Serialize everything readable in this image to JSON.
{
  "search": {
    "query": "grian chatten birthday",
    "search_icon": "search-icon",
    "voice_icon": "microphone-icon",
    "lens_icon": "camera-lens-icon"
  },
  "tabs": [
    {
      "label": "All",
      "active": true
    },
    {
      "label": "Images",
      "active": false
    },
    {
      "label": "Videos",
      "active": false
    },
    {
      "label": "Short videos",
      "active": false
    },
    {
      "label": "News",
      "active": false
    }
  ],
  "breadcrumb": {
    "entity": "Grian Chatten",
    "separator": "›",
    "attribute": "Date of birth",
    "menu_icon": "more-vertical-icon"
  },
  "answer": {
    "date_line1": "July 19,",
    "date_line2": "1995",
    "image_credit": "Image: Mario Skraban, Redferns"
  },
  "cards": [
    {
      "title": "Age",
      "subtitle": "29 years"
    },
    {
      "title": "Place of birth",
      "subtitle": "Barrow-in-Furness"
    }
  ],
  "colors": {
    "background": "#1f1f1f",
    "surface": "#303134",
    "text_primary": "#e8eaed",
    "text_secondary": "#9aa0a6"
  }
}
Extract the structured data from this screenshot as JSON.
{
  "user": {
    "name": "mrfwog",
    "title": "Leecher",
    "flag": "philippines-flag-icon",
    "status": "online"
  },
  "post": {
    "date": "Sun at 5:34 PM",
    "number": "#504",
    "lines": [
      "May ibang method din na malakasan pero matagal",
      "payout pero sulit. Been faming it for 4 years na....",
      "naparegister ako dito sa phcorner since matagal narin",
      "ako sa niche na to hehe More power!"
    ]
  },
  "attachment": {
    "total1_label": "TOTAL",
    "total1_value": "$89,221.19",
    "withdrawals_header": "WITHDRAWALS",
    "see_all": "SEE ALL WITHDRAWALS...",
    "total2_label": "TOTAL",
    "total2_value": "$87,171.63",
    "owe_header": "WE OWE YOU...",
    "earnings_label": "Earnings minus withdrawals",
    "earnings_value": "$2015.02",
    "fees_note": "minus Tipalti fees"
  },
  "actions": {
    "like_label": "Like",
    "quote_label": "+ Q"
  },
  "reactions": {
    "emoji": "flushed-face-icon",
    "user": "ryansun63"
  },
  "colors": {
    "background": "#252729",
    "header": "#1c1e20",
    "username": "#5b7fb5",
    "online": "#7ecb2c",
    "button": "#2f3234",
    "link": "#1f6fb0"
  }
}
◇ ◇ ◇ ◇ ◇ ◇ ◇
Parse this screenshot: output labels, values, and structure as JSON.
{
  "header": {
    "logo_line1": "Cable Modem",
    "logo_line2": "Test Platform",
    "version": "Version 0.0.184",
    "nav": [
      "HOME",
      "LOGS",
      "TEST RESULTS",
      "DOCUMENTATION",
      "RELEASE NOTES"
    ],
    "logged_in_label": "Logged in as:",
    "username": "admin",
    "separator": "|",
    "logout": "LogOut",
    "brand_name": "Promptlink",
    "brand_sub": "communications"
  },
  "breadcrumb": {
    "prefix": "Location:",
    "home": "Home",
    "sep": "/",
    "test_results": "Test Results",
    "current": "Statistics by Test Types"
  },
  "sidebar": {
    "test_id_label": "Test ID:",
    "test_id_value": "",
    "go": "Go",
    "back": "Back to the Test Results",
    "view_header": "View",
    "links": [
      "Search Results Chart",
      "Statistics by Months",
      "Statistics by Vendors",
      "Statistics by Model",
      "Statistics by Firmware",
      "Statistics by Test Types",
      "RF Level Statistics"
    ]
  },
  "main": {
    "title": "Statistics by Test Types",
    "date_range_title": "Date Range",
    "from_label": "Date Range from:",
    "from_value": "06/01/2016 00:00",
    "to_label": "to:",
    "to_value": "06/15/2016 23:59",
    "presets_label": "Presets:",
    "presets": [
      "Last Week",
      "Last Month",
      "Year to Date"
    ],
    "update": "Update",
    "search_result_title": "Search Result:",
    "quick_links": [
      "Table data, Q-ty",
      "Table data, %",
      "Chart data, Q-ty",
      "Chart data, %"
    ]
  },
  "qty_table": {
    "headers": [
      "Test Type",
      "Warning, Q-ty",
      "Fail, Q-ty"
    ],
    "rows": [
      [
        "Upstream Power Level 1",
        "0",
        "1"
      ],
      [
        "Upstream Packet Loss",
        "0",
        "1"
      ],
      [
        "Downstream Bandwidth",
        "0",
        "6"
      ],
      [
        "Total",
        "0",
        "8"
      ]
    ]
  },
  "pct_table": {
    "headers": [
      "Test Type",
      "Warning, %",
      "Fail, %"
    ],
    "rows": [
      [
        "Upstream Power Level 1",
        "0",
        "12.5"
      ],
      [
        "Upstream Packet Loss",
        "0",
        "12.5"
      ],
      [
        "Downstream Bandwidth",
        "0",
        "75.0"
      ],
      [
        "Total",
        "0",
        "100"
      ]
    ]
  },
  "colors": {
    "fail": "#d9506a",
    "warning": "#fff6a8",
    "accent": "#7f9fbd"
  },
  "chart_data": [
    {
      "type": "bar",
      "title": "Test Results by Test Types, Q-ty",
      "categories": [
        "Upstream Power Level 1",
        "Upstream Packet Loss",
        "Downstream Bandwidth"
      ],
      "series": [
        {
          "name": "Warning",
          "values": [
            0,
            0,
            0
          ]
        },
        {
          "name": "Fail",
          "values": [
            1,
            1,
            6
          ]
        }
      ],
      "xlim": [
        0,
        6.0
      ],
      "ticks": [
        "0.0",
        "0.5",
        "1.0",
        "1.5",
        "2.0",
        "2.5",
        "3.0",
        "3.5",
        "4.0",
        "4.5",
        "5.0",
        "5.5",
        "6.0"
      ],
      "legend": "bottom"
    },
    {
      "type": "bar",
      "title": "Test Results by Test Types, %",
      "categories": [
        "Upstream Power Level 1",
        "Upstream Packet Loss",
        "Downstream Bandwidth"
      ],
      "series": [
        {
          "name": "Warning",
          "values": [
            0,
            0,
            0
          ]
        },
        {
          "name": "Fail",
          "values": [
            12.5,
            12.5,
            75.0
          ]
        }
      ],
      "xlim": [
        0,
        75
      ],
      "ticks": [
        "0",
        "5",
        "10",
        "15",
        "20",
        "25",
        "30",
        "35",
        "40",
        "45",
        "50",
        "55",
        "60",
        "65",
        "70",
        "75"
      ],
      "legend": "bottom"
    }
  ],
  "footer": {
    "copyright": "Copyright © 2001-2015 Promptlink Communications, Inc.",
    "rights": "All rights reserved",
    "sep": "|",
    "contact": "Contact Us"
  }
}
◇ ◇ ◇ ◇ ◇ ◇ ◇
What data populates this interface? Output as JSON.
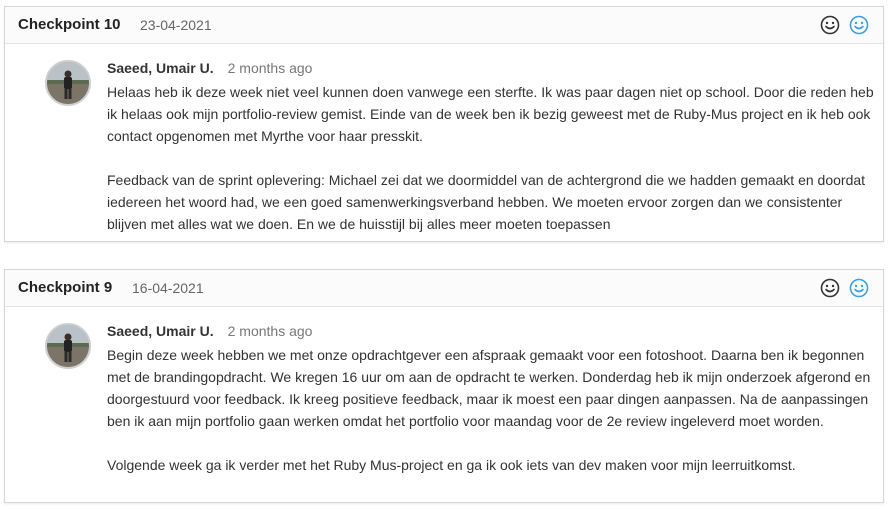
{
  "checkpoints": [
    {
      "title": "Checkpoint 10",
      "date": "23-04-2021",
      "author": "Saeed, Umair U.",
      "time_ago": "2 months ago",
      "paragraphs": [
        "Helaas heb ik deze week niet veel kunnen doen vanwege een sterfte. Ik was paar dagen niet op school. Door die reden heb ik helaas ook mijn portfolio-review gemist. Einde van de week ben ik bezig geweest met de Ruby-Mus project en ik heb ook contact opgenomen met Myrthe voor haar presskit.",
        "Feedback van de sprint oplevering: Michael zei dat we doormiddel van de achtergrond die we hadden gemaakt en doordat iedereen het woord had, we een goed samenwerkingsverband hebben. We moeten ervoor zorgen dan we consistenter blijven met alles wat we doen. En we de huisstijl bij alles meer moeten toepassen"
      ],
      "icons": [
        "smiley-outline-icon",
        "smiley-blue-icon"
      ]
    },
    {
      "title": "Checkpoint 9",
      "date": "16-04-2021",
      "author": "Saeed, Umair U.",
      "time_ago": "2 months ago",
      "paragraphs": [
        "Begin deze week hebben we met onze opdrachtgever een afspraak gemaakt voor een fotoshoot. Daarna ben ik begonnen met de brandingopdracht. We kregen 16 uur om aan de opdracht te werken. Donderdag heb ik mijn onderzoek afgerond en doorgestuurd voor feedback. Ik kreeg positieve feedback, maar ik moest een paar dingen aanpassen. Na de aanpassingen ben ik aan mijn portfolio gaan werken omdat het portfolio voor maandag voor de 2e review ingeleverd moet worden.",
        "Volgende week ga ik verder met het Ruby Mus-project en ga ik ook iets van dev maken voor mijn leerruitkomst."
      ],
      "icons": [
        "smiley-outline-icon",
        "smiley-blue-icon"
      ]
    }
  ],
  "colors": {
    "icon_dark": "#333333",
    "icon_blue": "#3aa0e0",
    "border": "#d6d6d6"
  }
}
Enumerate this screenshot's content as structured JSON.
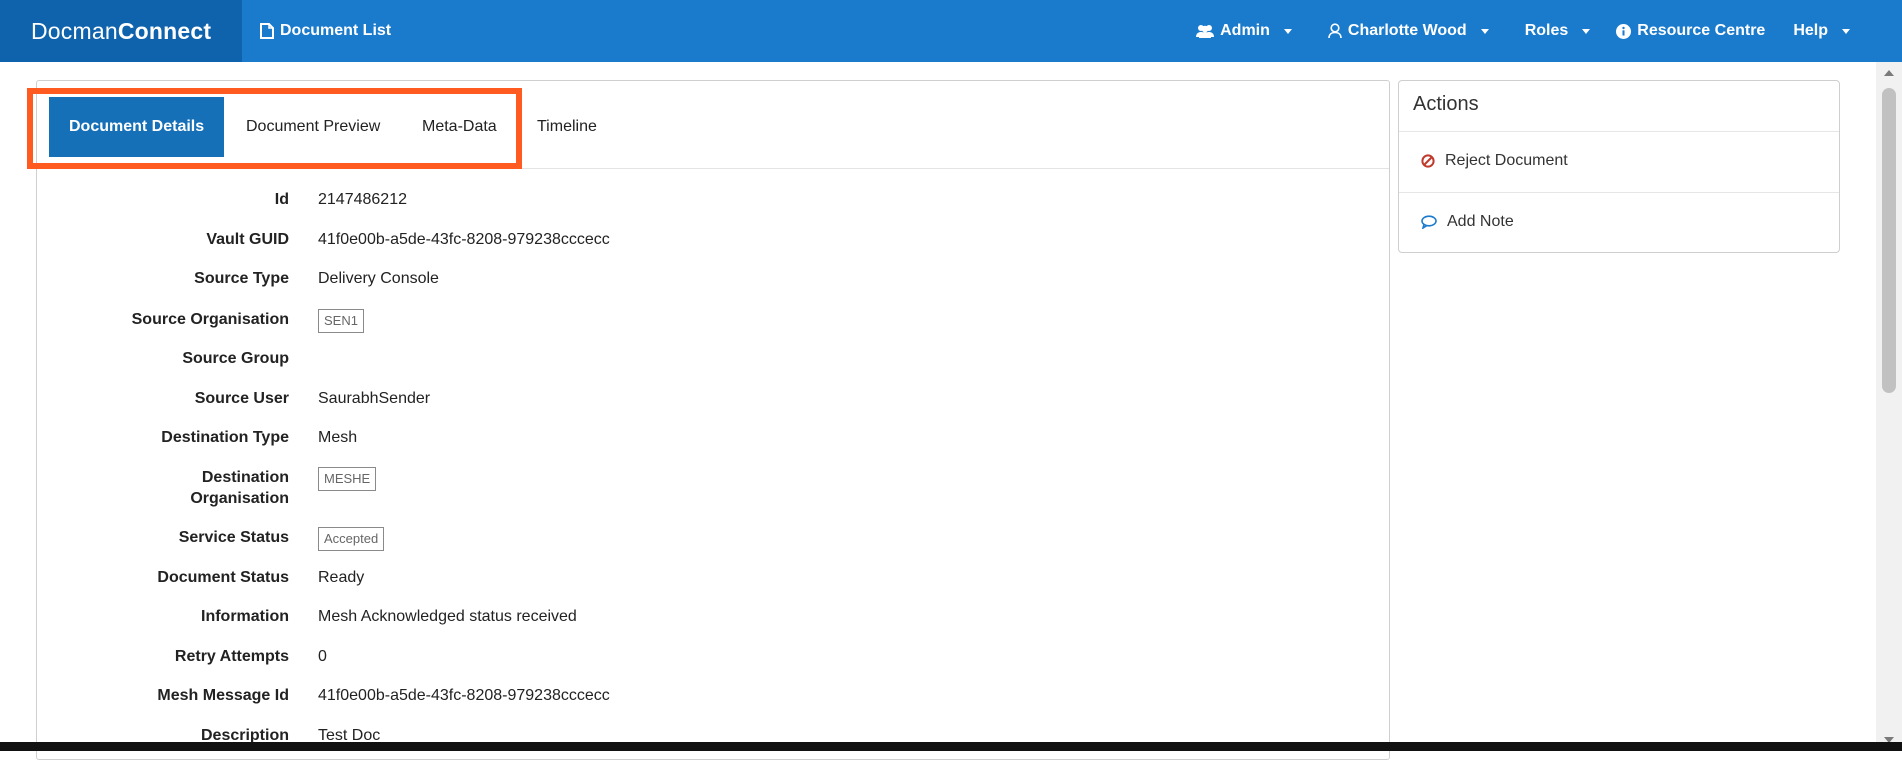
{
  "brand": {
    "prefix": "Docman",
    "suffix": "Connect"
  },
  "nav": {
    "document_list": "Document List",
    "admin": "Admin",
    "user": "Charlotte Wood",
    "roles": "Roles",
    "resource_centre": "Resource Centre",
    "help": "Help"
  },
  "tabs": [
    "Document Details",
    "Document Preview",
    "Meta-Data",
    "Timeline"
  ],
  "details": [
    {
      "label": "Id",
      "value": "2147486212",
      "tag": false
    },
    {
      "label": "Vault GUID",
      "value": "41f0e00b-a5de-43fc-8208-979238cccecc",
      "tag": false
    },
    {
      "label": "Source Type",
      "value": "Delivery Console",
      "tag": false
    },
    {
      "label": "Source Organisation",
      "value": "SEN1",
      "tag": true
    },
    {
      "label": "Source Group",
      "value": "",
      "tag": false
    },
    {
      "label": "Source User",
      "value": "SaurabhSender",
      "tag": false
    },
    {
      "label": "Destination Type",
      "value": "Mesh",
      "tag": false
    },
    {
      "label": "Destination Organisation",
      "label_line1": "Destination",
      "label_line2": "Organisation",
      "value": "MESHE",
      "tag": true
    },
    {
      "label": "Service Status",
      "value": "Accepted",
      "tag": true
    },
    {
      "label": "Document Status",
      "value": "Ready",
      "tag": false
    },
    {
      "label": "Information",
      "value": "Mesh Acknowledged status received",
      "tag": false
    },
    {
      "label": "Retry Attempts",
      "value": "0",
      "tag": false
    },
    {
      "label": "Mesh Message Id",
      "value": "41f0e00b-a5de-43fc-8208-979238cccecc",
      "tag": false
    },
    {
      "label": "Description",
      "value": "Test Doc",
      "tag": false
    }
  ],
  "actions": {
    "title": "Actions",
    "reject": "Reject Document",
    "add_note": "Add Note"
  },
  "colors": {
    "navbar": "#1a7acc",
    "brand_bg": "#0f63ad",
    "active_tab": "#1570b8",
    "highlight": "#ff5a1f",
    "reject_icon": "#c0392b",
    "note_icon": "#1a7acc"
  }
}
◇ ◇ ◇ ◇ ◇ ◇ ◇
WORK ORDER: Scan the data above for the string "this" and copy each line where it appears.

TASK RESULT:
Serialize everything readable in this image to JSON.
Extract the structured data from this screenshot as JSON.
Parse this screenshot: output labels, values, and structure as JSON.
What data populates this interface? Output as JSON.
Enumerate this screenshot's content as structured JSON.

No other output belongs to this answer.